Today, medical students at more than 70 medical schools held nationwide “white coat die-ins” to protest the lack of indictments for police killings in Ferguson, Mo., and New York, and to spotlight racial bias as a public health issue.

The Physicians for a National Health Program press release says that it is an important time for medical institutions to respond to the violence and race-related trauma that affect physicians’ communities and the patients they serve.

“We feel it is essential to begin a conversation about our role in addressing the explicit and implicit discrimination and racism in our communities and reflect on the systemic biases embedded in our medical education curricula, clinical learning environments, and administrative decision-making,” writes Mark Almberg, communications director, PNHP. “We believe these discussions are needed at academic medical centers nationwide.”

White Coat as a Political Symbol

Those opposing the idea feel that medical students are using their white coats specifically to tout their opinions so they will be heard and respected—and that medicine isn’t meant to provide social capital to use for someone’s own political agenda.

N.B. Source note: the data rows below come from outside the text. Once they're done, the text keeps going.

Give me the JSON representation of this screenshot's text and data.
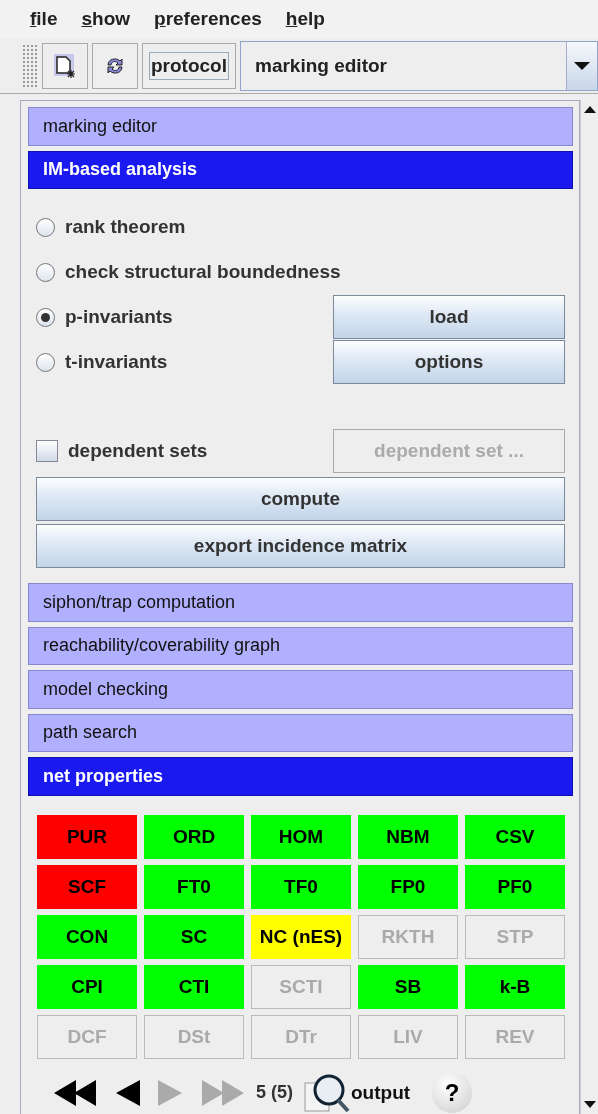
{
  "menu": [
    "file",
    "show",
    "preferences",
    "help"
  ],
  "toolbar": {
    "protocol_button": "protocol",
    "view_select": "marking editor"
  },
  "sections_top": [
    {
      "title": "marking editor",
      "expanded": false
    },
    {
      "title": "IM-based analysis",
      "expanded": true
    }
  ],
  "im_analysis": {
    "options": [
      {
        "label": "rank theorem",
        "selected": false
      },
      {
        "label": "check structural boundedness",
        "selected": false
      },
      {
        "label": "p-invariants",
        "selected": true
      },
      {
        "label": "t-invariants",
        "selected": false
      }
    ],
    "load_button": "load",
    "options_button": "options",
    "dependent_sets": {
      "label": "dependent sets",
      "checked": false
    },
    "dependent_set_button": {
      "label": "dependent set ...",
      "disabled": true
    },
    "compute_button": "compute",
    "export_button": "export incidence matrix"
  },
  "sections_bottom": [
    {
      "title": "siphon/trap computation",
      "expanded": false
    },
    {
      "title": "reachability/coverability graph",
      "expanded": false
    },
    {
      "title": "model checking",
      "expanded": false
    },
    {
      "title": "path search",
      "expanded": false
    },
    {
      "title": "net properties",
      "expanded": true
    }
  ],
  "net_properties": [
    {
      "label": "PUR",
      "color": "#ff0000",
      "disabled": false
    },
    {
      "label": "ORD",
      "color": "#00ff00",
      "disabled": false
    },
    {
      "label": "HOM",
      "color": "#00ff00",
      "disabled": false
    },
    {
      "label": "NBM",
      "color": "#00ff00",
      "disabled": false
    },
    {
      "label": "CSV",
      "color": "#00ff00",
      "disabled": false
    },
    {
      "label": "SCF",
      "color": "#ff0000",
      "disabled": false
    },
    {
      "label": "FT0",
      "color": "#00ff00",
      "disabled": false
    },
    {
      "label": "TF0",
      "color": "#00ff00",
      "disabled": false
    },
    {
      "label": "FP0",
      "color": "#00ff00",
      "disabled": false
    },
    {
      "label": "PF0",
      "color": "#00ff00",
      "disabled": false
    },
    {
      "label": "CON",
      "color": "#00ff00",
      "disabled": false
    },
    {
      "label": "SC",
      "color": "#00ff00",
      "disabled": false
    },
    {
      "label": "NC (nES)",
      "color": "#ffff00",
      "disabled": false
    },
    {
      "label": "RKTH",
      "disabled": true
    },
    {
      "label": "STP",
      "disabled": true
    },
    {
      "label": "CPI",
      "color": "#00ff00",
      "disabled": false
    },
    {
      "label": "CTI",
      "color": "#00ff00",
      "disabled": false
    },
    {
      "label": "SCTI",
      "disabled": true
    },
    {
      "label": "SB",
      "color": "#00ff00",
      "disabled": false
    },
    {
      "label": "k-B",
      "color": "#00ff00",
      "disabled": false
    },
    {
      "label": "DCF",
      "disabled": true
    },
    {
      "label": "DSt",
      "disabled": true
    },
    {
      "label": "DTr",
      "disabled": true
    },
    {
      "label": "LIV",
      "disabled": true
    },
    {
      "label": "REV",
      "disabled": true
    }
  ],
  "navigation": {
    "buttons": [
      {
        "kind": "first",
        "disabled": false
      },
      {
        "kind": "previous",
        "disabled": false
      },
      {
        "kind": "next",
        "disabled": true
      },
      {
        "kind": "last",
        "disabled": true
      }
    ],
    "counter": "5 (5)",
    "output_button": "output",
    "help_button": "?"
  }
}
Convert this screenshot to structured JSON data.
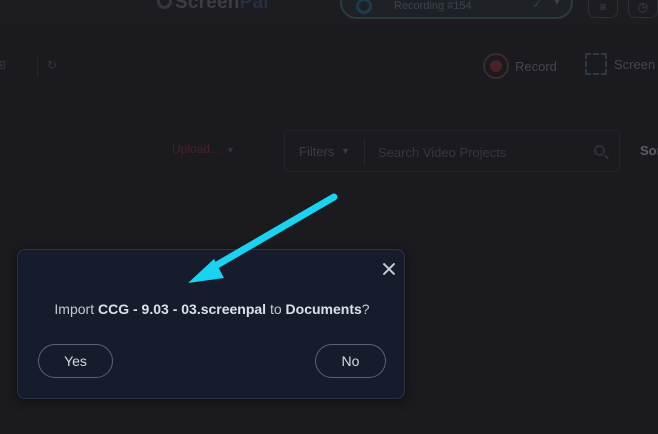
{
  "app": {
    "logo_prefix": "Screen",
    "logo_suffix": "Pal",
    "recording_title": "Recording #154",
    "logo_icon": "screenpal-logo-icon"
  },
  "toolbar": {
    "record_label": "Record",
    "screen_label": "Screen"
  },
  "filters": {
    "sort_select_label": "Upload...",
    "filters_label": "Filters",
    "search_placeholder": "Search Video Projects",
    "sort_label": "Sor"
  },
  "dialog": {
    "message_prefix": "Import ",
    "file_name": "CCG - 9.03 - 03.screenpal",
    "message_middle": " to ",
    "destination": "Documents",
    "message_suffix": "?",
    "yes_label": "Yes",
    "no_label": "No"
  },
  "annotation": {
    "arrow_color": "#19d3f0"
  },
  "colors": {
    "background": "#1b1b1f",
    "dialog_background": "#161c2c",
    "dialog_border": "#2a3448"
  }
}
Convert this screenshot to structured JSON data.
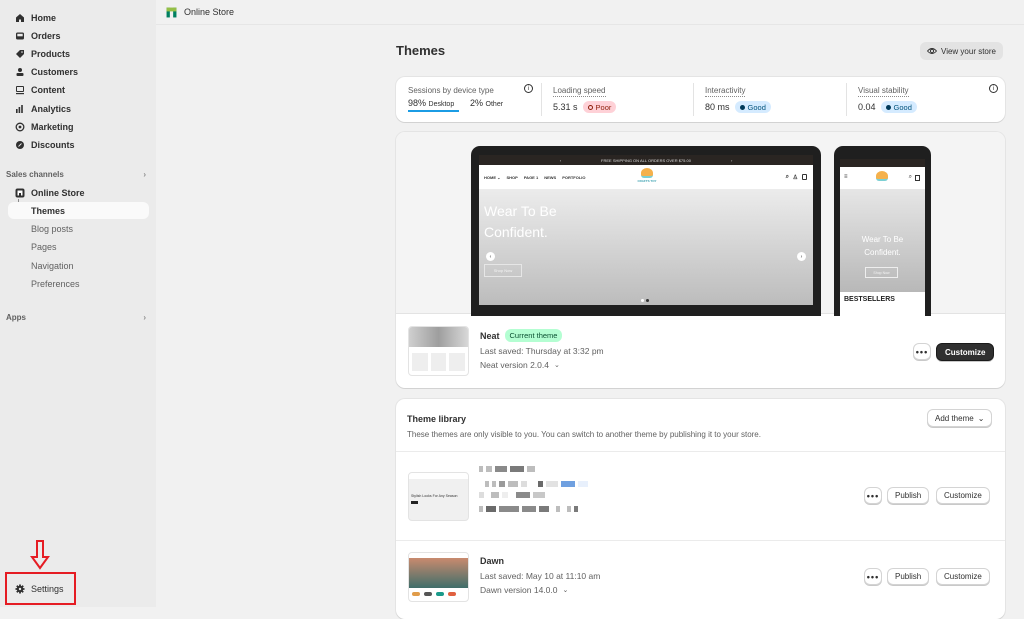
{
  "sidebar": {
    "items": [
      {
        "label": "Home",
        "icon": "home-icon"
      },
      {
        "label": "Orders",
        "icon": "inbox-icon"
      },
      {
        "label": "Products",
        "icon": "tag-icon"
      },
      {
        "label": "Customers",
        "icon": "person-icon"
      },
      {
        "label": "Content",
        "icon": "content-icon"
      },
      {
        "label": "Analytics",
        "icon": "bar-chart-icon"
      },
      {
        "label": "Marketing",
        "icon": "target-icon"
      },
      {
        "label": "Discounts",
        "icon": "discount-icon"
      }
    ],
    "sales_channels_label": "Sales channels",
    "online_store_label": "Online Store",
    "sub_items": [
      "Themes",
      "Blog posts",
      "Pages",
      "Navigation",
      "Preferences"
    ],
    "apps_label": "Apps",
    "settings_label": "Settings"
  },
  "topbar": {
    "title": "Online Store"
  },
  "page": {
    "title": "Themes",
    "view_store_label": "View your store"
  },
  "metrics": {
    "sessions": {
      "label": "Sessions by device type",
      "desktop_pct": "98%",
      "desktop_label": "Desktop",
      "other_pct": "2%",
      "other_label": "Other"
    },
    "loading": {
      "label": "Loading speed",
      "value": "5.31 s",
      "status": "Poor"
    },
    "interactivity": {
      "label": "Interactivity",
      "value": "80 ms",
      "status": "Good"
    },
    "stability": {
      "label": "Visual stability",
      "value": "0.04",
      "status": "Good"
    }
  },
  "preview": {
    "announcement": "FREE SHIPPING ON ALL ORDERS OVER $75.00",
    "nav": [
      "HOME ⌄",
      "SHOP",
      "PAGE 1",
      "NEWS",
      "PORTFOLIO"
    ],
    "logo_text": "CRAFTS TOY",
    "hero_line1": "Wear To Be",
    "hero_line2": "Confident.",
    "hero_button": "Shop Now",
    "mobile_heading": "BESTSELLERS"
  },
  "current_theme": {
    "name": "Neat",
    "badge": "Current theme",
    "last_saved": "Last saved: Thursday at 3:32 pm",
    "version": "Neat version 2.0.4",
    "more_label": "•••",
    "customize_label": "Customize"
  },
  "library": {
    "title": "Theme library",
    "description": "These themes are only visible to you. You can switch to another theme by publishing it to your store.",
    "add_theme_label": "Add theme",
    "themes": [
      {
        "name": "",
        "last_saved": "",
        "version": "",
        "blurred": true,
        "thumb_text": "Stylish Looks For Any Season",
        "publish_label": "Publish",
        "customize_label": "Customize",
        "more_label": "•••"
      },
      {
        "name": "Dawn",
        "last_saved": "Last saved: May 10 at 11:10 am",
        "version": "Dawn version 14.0.0",
        "blurred": false,
        "publish_label": "Publish",
        "customize_label": "Customize",
        "more_label": "•••"
      }
    ]
  },
  "colors": {
    "accent_highlight": "#e51c23",
    "poor_bg": "#fed1d7",
    "good_bg": "#d5ebff",
    "current_badge_bg": "#b4fed2"
  }
}
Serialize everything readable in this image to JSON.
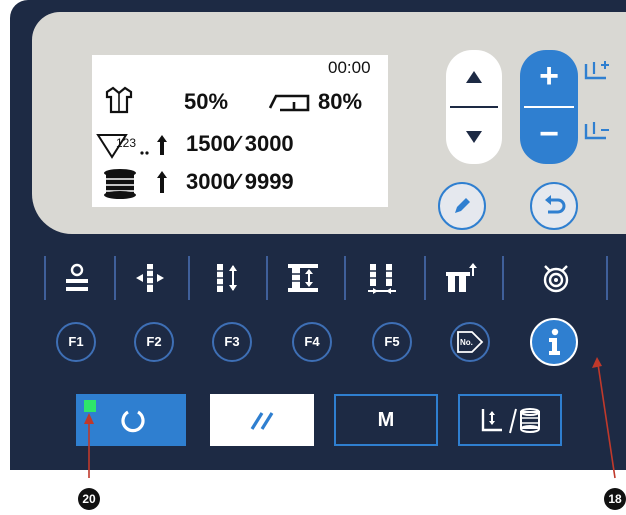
{
  "display": {
    "time": "00:00",
    "speed_percent": "50%",
    "presser_percent": "80%",
    "production_counter": "1500∕ 3000",
    "bobbin_counter": "3000∕ 9999"
  },
  "keys": {
    "plus": "+",
    "minus": "−",
    "m_label": "M"
  },
  "function_keys": [
    "F1",
    "F2",
    "F3",
    "F4",
    "F5"
  ],
  "callouts": {
    "left": "20",
    "right": "18"
  },
  "colors": {
    "panel": "#1d2a44",
    "accent_blue": "#2f7fd0",
    "status_led": "#2ee66b"
  }
}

Proponents feel that physicians and medical students are in an ideal position for activism—and that institutionalized racism is a reality that also occurs in medicine. Wearing a white coat says they, as a future professional, will represent and support the needs of their community.

Where do you stand (or lie down)?